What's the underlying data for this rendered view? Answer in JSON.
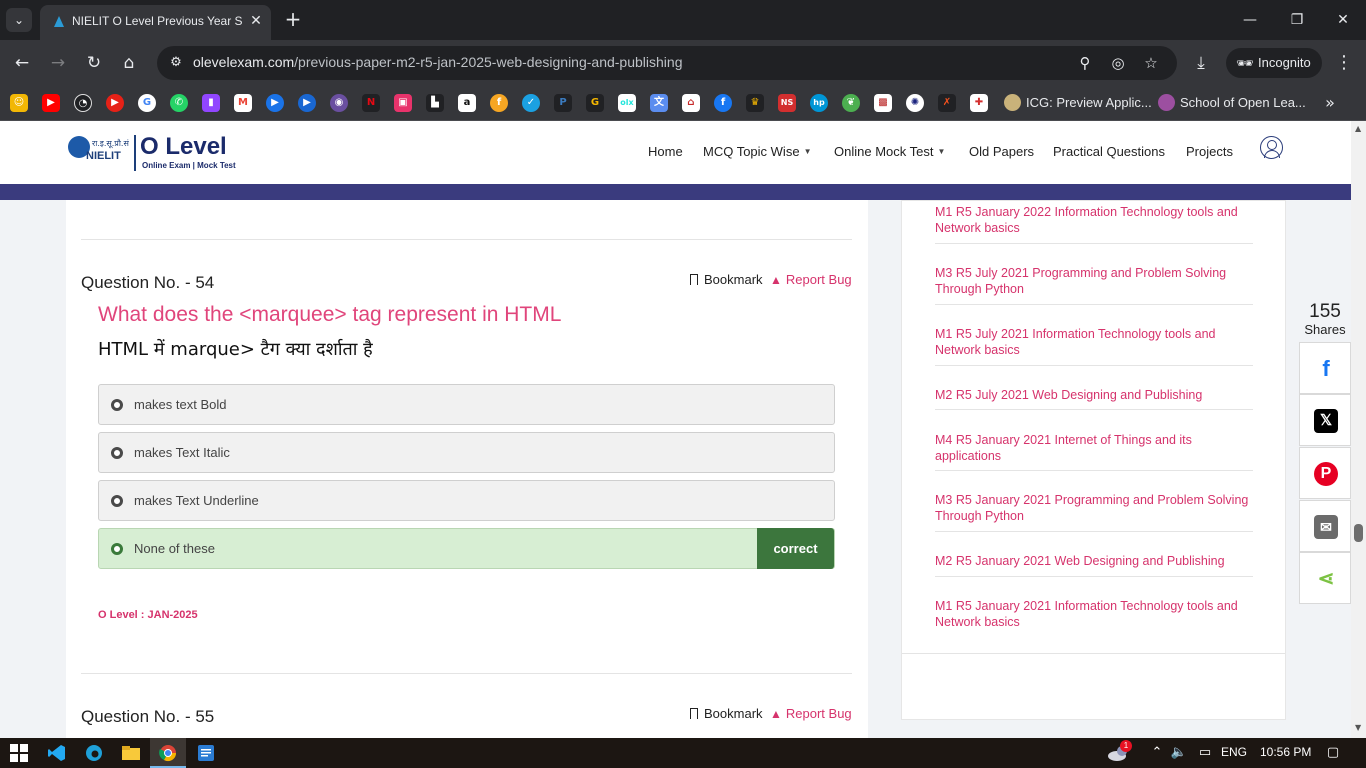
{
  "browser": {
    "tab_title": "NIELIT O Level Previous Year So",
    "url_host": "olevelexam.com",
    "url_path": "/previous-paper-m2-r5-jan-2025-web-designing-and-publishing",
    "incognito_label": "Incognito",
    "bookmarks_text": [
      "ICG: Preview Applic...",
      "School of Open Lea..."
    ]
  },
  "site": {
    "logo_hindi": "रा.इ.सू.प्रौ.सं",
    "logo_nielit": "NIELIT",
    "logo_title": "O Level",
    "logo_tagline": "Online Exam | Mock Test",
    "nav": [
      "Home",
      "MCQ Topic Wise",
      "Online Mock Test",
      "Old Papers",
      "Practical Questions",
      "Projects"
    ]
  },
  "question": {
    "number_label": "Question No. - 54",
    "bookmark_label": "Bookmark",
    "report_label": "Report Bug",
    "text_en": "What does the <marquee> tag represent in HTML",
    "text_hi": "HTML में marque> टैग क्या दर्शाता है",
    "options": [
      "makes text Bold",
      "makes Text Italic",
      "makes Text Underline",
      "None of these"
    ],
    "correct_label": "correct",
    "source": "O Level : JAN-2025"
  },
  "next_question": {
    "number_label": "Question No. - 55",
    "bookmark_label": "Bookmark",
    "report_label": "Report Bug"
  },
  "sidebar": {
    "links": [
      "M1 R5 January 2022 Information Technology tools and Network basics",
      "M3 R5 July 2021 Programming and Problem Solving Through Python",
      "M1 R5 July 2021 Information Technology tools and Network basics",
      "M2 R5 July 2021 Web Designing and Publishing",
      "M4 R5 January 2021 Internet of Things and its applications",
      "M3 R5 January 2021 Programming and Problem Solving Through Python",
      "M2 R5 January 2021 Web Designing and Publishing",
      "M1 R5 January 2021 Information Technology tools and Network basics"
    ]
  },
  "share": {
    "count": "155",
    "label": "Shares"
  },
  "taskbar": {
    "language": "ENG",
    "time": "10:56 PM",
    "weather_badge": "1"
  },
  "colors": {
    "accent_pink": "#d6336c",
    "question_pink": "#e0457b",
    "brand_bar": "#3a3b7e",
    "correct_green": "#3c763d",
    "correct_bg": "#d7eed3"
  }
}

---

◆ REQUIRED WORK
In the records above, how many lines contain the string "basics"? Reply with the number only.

◆ SOLUTION BELOW
3